Exact copies of all entries are needed. Pictures are to be left out.

╭─ DATA FOR REVIEW

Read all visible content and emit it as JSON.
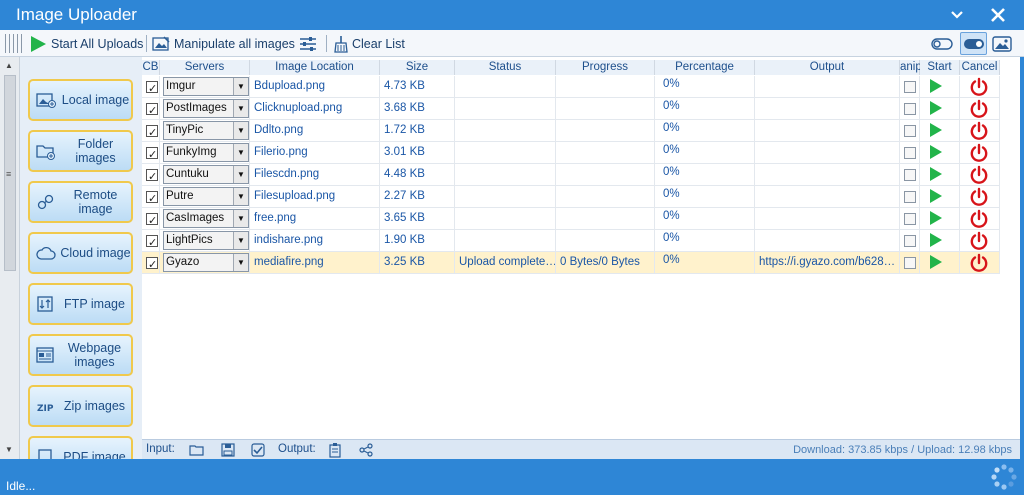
{
  "window": {
    "title": "Image Uploader"
  },
  "toolbar": {
    "start_all": "Start All Uploads",
    "manipulate_all": "Manipulate all images",
    "clear_list": "Clear List"
  },
  "sidebar": {
    "items": [
      {
        "label": "Local image",
        "icon": "local-image-icon"
      },
      {
        "label": "Folder images",
        "icon": "folder-images-icon"
      },
      {
        "label": "Remote image",
        "icon": "remote-image-icon"
      },
      {
        "label": "Cloud image",
        "icon": "cloud-image-icon"
      },
      {
        "label": "FTP image",
        "icon": "ftp-image-icon"
      },
      {
        "label": "Webpage images",
        "icon": "webpage-images-icon"
      },
      {
        "label": "Zip images",
        "icon": "zip-images-icon"
      },
      {
        "label": "PDF image",
        "icon": "pdf-image-icon"
      }
    ]
  },
  "grid": {
    "columns": [
      "CB",
      "Servers",
      "Image Location",
      "Size",
      "Status",
      "Progress",
      "Percentage",
      "Output",
      "anip",
      "Start",
      "Cancel"
    ],
    "rows": [
      {
        "checked": true,
        "server": "Imgur",
        "location": "Bdupload.png",
        "size": "4.73 KB",
        "status": "",
        "progress": "",
        "percentage": "0%",
        "output": "",
        "selected": false
      },
      {
        "checked": true,
        "server": "PostImages",
        "location": "Clicknupload.png",
        "size": "3.68 KB",
        "status": "",
        "progress": "",
        "percentage": "0%",
        "output": "",
        "selected": false
      },
      {
        "checked": true,
        "server": "TinyPic",
        "location": "Ddlto.png",
        "size": "1.72 KB",
        "status": "",
        "progress": "",
        "percentage": "0%",
        "output": "",
        "selected": false
      },
      {
        "checked": true,
        "server": "FunkyImg",
        "location": "Filerio.png",
        "size": "3.01 KB",
        "status": "",
        "progress": "",
        "percentage": "0%",
        "output": "",
        "selected": false
      },
      {
        "checked": true,
        "server": "Cuntuku",
        "location": "Filescdn.png",
        "size": "4.48 KB",
        "status": "",
        "progress": "",
        "percentage": "0%",
        "output": "",
        "selected": false
      },
      {
        "checked": true,
        "server": "Putre",
        "location": "Filesupload.png",
        "size": "2.27 KB",
        "status": "",
        "progress": "",
        "percentage": "0%",
        "output": "",
        "selected": false
      },
      {
        "checked": true,
        "server": "CasImages",
        "location": "free.png",
        "size": "3.65 KB",
        "status": "",
        "progress": "",
        "percentage": "0%",
        "output": "",
        "selected": false
      },
      {
        "checked": true,
        "server": "LightPics",
        "location": "indishare.png",
        "size": "1.90 KB",
        "status": "",
        "progress": "",
        "percentage": "0%",
        "output": "",
        "selected": false
      },
      {
        "checked": true,
        "server": "Gyazo",
        "location": "mediafire.png",
        "size": "3.25 KB",
        "status": "Upload complete…",
        "progress": "0 Bytes/0 Bytes",
        "percentage": "0%",
        "output": "https://i.gyazo.com/b628…",
        "selected": true
      }
    ]
  },
  "bottombar": {
    "input_label": "Input:",
    "output_label": "Output:",
    "speed": "Download: 373.85 kbps / Upload: 12.98 kbps"
  },
  "status": {
    "text": "Idle..."
  },
  "colors": {
    "accent": "#2e86d6",
    "play": "#22b44a",
    "cancel": "#d7141a",
    "highlight": "#f0c94c"
  }
}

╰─

*EXERCISE ANSWER:*
Read all visible content and emit it as JSON.
{
  "window": {
    "title": "Image Uploader"
  },
  "toolbar": {
    "start_all": "Start All Uploads",
    "manipulate_all": "Manipulate all images",
    "clear_list": "Clear List"
  },
  "sidebar": {
    "items": [
      {
        "label": "Local image",
        "icon": "local-image-icon"
      },
      {
        "label": "Folder images",
        "icon": "folder-images-icon"
      },
      {
        "label": "Remote image",
        "icon": "remote-image-icon"
      },
      {
        "label": "Cloud image",
        "icon": "cloud-image-icon"
      },
      {
        "label": "FTP image",
        "icon": "ftp-image-icon"
      },
      {
        "label": "Webpage images",
        "icon": "webpage-images-icon"
      },
      {
        "label": "Zip images",
        "icon": "zip-images-icon"
      },
      {
        "label": "PDF image",
        "icon": "pdf-image-icon"
      }
    ]
  },
  "grid": {
    "columns": [
      "CB",
      "Servers",
      "Image Location",
      "Size",
      "Status",
      "Progress",
      "Percentage",
      "Output",
      "anip",
      "Start",
      "Cancel"
    ],
    "rows": [
      {
        "checked": true,
        "server": "Imgur",
        "location": "Bdupload.png",
        "size": "4.73 KB",
        "status": "",
        "progress": "",
        "percentage": "0%",
        "output": "",
        "selected": false
      },
      {
        "checked": true,
        "server": "PostImages",
        "location": "Clicknupload.png",
        "size": "3.68 KB",
        "status": "",
        "progress": "",
        "percentage": "0%",
        "output": "",
        "selected": false
      },
      {
        "checked": true,
        "server": "TinyPic",
        "location": "Ddlto.png",
        "size": "1.72 KB",
        "status": "",
        "progress": "",
        "percentage": "0%",
        "output": "",
        "selected": false
      },
      {
        "checked": true,
        "server": "FunkyImg",
        "location": "Filerio.png",
        "size": "3.01 KB",
        "status": "",
        "progress": "",
        "percentage": "0%",
        "output": "",
        "selected": false
      },
      {
        "checked": true,
        "server": "Cuntuku",
        "location": "Filescdn.png",
        "size": "4.48 KB",
        "status": "",
        "progress": "",
        "percentage": "0%",
        "output": "",
        "selected": false
      },
      {
        "checked": true,
        "server": "Putre",
        "location": "Filesupload.png",
        "size": "2.27 KB",
        "status": "",
        "progress": "",
        "percentage": "0%",
        "output": "",
        "selected": false
      },
      {
        "checked": true,
        "server": "CasImages",
        "location": "free.png",
        "size": "3.65 KB",
        "status": "",
        "progress": "",
        "percentage": "0%",
        "output": "",
        "selected": false
      },
      {
        "checked": true,
        "server": "LightPics",
        "location": "indishare.png",
        "size": "1.90 KB",
        "status": "",
        "progress": "",
        "percentage": "0%",
        "output": "",
        "selected": false
      },
      {
        "checked": true,
        "server": "Gyazo",
        "location": "mediafire.png",
        "size": "3.25 KB",
        "status": "Upload complete…",
        "progress": "0 Bytes/0 Bytes",
        "percentage": "0%",
        "output": "https://i.gyazo.com/b628…",
        "selected": true
      }
    ]
  },
  "bottombar": {
    "input_label": "Input:",
    "output_label": "Output:",
    "speed": "Download: 373.85 kbps / Upload: 12.98 kbps"
  },
  "status": {
    "text": "Idle..."
  },
  "colors": {
    "accent": "#2e86d6",
    "play": "#22b44a",
    "cancel": "#d7141a",
    "highlight": "#f0c94c"
  }
}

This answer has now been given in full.